Action item:
Each line of the data below that holds the word "record" is to be reported in full.

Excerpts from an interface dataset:
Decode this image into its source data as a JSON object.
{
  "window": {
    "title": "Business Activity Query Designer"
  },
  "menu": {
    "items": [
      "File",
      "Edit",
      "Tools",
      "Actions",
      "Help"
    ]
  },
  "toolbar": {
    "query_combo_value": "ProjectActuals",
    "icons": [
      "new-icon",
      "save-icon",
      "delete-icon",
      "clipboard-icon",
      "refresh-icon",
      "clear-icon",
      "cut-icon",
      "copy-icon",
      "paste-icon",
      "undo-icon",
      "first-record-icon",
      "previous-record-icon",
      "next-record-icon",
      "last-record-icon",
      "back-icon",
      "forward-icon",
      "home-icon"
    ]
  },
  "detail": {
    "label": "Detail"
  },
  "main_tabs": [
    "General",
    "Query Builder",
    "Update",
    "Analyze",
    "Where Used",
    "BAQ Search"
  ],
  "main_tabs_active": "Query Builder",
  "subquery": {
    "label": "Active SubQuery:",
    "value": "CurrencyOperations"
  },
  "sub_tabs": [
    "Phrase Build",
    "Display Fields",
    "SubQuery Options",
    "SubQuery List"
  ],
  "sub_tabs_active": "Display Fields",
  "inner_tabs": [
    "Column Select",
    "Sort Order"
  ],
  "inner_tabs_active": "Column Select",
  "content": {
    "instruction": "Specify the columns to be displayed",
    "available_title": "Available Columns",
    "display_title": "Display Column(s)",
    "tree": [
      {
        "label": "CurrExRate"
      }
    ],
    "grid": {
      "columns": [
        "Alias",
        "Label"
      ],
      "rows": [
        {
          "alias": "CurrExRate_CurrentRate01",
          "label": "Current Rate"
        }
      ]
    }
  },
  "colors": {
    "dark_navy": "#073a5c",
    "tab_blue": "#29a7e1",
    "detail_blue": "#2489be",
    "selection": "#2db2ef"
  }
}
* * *
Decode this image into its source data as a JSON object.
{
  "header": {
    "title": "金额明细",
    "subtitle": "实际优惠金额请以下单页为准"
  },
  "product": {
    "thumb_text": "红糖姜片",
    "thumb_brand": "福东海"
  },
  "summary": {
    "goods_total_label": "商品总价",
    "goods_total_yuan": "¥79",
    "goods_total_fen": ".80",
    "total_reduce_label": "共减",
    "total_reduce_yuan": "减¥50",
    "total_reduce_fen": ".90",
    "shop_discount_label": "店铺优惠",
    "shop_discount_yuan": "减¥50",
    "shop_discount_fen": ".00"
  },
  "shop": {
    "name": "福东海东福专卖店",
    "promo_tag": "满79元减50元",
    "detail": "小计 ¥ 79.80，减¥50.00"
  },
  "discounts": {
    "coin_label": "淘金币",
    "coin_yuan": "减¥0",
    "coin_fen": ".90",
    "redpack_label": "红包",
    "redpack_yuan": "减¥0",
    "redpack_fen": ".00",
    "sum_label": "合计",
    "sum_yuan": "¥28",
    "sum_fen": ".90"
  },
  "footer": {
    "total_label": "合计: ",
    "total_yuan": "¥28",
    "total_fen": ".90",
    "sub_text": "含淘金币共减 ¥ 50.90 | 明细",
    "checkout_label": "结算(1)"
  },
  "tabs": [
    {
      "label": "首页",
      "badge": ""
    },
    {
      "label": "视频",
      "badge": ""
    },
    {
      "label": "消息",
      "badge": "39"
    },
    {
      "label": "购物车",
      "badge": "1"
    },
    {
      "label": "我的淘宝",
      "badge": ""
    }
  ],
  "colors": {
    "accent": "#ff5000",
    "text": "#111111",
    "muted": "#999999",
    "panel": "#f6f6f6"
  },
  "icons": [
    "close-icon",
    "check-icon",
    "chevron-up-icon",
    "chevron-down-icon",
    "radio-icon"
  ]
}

Solution to the problem:
      "first-record-icon",
      "previous-record-icon",
      "next-record-icon",
      "last-record-icon",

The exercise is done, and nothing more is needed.